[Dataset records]
↓

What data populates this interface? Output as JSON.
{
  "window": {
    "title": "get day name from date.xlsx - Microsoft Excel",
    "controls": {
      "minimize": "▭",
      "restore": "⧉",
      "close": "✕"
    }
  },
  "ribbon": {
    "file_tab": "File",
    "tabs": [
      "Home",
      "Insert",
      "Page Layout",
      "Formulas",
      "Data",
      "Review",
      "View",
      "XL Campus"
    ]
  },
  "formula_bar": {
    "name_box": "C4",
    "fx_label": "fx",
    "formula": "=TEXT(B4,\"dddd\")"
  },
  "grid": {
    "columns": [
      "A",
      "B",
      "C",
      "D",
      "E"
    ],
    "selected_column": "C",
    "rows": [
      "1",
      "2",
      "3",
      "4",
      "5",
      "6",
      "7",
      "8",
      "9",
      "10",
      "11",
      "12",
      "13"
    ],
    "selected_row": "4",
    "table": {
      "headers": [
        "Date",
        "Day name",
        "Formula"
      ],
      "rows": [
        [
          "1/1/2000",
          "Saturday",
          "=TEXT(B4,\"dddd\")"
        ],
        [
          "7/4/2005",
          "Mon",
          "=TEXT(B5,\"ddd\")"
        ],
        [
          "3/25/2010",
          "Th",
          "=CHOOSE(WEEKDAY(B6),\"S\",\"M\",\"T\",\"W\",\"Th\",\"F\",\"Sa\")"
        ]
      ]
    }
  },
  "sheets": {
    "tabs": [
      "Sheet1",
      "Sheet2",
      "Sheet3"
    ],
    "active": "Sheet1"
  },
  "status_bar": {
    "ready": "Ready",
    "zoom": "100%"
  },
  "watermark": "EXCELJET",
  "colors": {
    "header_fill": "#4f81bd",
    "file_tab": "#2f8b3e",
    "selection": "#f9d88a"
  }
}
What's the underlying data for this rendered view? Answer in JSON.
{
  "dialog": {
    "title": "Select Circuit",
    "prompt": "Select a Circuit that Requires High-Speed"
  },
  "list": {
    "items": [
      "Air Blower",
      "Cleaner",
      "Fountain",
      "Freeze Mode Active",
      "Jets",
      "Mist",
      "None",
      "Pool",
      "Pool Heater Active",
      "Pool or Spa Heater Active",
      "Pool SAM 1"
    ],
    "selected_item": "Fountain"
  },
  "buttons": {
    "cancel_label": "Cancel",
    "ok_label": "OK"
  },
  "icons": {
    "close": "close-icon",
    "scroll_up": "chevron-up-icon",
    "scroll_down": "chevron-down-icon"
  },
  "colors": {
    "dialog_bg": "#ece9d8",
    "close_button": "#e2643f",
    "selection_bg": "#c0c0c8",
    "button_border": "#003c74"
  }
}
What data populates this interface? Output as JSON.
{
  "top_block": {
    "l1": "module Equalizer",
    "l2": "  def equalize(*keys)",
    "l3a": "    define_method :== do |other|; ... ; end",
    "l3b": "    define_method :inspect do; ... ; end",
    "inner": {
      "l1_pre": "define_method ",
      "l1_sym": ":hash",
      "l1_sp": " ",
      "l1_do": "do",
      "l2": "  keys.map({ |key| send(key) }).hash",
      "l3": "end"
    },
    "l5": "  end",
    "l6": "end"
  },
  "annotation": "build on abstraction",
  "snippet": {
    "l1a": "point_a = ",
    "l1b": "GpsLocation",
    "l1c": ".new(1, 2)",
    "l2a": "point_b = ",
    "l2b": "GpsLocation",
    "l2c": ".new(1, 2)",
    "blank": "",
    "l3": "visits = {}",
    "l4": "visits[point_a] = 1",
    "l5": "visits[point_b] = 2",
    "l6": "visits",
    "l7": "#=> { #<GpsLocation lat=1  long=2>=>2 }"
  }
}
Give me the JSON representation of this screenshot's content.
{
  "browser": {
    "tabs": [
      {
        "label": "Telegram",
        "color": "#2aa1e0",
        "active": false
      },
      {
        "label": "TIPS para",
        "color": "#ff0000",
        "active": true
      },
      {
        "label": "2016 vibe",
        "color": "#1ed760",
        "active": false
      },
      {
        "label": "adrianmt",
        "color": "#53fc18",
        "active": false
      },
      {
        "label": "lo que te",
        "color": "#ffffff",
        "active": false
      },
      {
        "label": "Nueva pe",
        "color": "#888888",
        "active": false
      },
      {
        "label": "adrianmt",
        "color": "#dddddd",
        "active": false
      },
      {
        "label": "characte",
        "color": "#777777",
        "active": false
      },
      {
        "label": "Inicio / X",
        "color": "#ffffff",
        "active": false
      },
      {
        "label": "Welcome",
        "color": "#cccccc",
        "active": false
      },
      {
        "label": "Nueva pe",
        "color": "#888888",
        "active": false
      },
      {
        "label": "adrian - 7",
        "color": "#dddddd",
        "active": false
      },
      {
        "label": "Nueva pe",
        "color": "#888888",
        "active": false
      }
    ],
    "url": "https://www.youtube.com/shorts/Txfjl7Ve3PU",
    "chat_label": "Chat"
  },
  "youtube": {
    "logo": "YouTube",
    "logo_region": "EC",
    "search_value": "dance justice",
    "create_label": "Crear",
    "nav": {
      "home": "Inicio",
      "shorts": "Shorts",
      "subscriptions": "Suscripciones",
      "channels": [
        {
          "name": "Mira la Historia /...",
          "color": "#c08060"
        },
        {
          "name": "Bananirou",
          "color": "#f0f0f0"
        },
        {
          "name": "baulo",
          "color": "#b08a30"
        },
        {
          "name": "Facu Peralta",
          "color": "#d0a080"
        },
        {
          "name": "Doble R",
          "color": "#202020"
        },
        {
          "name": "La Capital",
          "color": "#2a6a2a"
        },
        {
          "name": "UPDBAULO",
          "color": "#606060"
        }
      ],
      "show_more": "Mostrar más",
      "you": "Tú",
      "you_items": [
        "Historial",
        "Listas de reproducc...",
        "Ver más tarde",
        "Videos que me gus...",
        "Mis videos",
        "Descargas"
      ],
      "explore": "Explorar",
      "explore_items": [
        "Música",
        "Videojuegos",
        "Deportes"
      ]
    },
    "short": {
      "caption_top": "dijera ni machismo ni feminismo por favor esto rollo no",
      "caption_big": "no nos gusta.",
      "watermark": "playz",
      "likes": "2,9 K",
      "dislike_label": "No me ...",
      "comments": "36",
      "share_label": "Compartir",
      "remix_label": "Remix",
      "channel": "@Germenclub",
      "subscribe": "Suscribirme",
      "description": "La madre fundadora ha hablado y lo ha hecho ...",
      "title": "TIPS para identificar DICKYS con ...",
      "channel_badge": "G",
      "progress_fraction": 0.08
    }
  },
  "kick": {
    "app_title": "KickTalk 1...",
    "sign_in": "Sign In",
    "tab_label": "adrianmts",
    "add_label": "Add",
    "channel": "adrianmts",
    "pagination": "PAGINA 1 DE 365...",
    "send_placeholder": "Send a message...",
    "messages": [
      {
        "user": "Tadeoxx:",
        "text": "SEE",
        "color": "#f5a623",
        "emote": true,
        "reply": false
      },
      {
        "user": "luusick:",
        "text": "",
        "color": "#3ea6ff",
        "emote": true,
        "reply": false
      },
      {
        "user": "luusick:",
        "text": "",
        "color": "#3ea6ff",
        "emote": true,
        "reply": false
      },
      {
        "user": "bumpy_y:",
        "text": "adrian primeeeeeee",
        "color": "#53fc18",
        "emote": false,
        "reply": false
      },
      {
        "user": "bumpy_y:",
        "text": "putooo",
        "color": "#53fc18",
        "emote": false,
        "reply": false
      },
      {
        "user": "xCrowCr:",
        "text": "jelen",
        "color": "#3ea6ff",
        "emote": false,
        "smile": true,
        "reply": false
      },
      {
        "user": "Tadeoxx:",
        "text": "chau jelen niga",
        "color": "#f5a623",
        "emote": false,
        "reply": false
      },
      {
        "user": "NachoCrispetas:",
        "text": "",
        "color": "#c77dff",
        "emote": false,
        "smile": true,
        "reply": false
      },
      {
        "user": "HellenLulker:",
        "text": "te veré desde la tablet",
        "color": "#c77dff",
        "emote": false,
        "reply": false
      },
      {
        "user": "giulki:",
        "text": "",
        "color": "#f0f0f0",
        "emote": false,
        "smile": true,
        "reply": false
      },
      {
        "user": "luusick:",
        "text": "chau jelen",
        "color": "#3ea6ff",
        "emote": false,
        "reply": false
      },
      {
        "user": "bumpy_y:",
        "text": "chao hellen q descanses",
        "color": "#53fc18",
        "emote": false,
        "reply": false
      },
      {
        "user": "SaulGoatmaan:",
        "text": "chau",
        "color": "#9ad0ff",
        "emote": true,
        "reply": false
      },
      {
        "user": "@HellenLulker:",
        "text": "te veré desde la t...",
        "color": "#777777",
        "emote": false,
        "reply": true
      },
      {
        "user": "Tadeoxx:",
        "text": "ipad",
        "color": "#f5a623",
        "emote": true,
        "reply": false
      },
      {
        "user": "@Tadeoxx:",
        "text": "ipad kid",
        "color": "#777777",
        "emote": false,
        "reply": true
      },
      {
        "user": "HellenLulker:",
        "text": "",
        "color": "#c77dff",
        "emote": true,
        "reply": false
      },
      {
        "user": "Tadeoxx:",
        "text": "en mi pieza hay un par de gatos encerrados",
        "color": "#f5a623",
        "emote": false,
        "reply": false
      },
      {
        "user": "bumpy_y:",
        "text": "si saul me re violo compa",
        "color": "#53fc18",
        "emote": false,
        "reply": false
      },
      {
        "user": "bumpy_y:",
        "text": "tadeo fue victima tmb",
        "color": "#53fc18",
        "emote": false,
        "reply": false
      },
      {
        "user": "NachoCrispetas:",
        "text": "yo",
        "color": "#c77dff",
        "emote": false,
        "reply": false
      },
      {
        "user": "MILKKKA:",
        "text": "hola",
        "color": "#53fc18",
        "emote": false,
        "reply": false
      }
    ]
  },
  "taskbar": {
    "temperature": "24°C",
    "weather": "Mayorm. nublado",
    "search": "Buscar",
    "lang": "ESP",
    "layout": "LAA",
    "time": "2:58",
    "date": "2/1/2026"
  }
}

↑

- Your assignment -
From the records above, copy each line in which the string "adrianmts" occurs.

- Task output -
    "tab_label": "adrianmts",
    "channel": "adrianmts",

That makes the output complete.